(How to complete this task): Go through the entries below, tally each line with the string "icon", and give the final number by itself.

*** Supplied material ***

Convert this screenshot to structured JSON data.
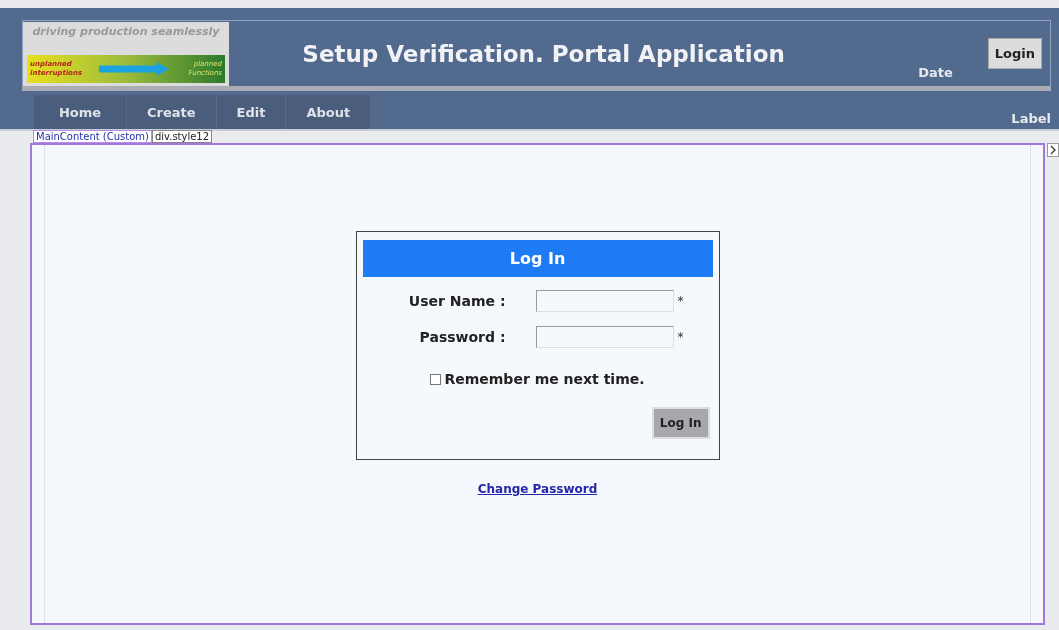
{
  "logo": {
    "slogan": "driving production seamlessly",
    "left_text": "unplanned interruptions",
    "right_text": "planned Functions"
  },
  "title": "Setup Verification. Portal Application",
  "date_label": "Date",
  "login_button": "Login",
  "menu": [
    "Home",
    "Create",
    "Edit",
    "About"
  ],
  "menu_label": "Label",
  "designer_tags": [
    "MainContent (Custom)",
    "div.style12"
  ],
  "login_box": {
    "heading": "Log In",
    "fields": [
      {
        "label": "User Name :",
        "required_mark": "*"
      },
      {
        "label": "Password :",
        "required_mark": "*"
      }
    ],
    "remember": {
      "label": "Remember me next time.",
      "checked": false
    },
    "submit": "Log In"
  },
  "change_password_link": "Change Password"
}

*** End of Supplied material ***
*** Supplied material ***

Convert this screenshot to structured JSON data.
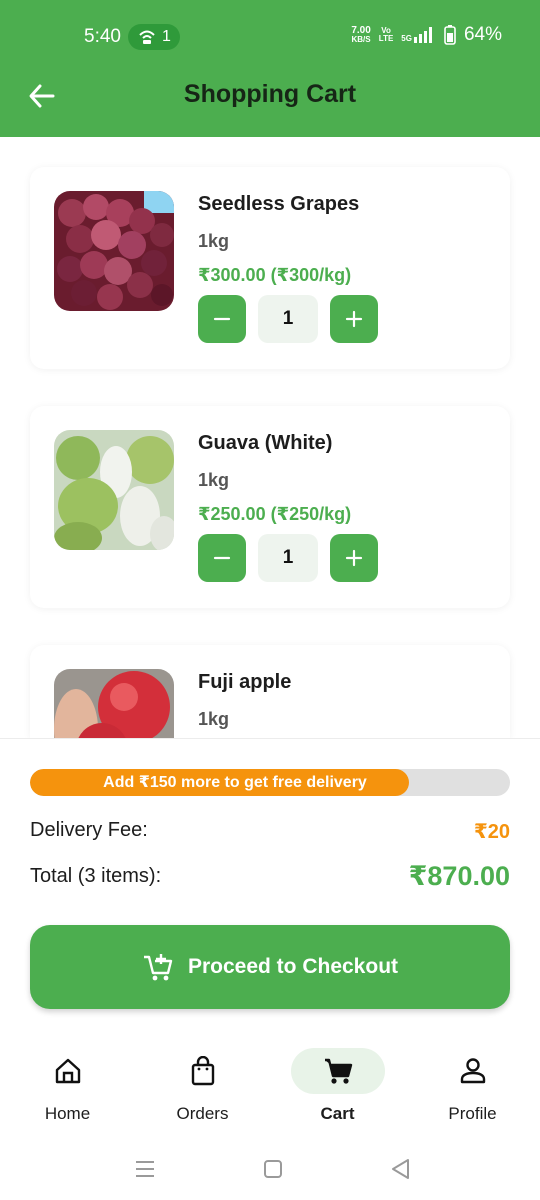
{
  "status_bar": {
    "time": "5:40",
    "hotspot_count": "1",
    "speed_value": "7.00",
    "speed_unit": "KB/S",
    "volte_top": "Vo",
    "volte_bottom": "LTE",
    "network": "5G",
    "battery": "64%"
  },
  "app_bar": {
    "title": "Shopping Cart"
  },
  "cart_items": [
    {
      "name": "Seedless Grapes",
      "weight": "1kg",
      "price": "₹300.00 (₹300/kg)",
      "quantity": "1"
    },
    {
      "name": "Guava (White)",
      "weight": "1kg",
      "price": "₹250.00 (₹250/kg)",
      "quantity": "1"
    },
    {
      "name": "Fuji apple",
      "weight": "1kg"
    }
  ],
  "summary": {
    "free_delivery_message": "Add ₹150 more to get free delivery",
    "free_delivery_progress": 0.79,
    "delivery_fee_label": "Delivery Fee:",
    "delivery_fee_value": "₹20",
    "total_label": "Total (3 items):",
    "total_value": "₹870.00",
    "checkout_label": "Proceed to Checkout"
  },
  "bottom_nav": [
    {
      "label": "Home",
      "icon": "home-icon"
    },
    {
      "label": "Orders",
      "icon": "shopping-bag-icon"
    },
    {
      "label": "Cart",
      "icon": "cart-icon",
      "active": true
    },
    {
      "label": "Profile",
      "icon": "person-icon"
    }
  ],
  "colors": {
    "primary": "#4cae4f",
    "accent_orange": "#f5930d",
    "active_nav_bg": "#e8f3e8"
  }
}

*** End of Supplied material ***

(Response for this exercise): 4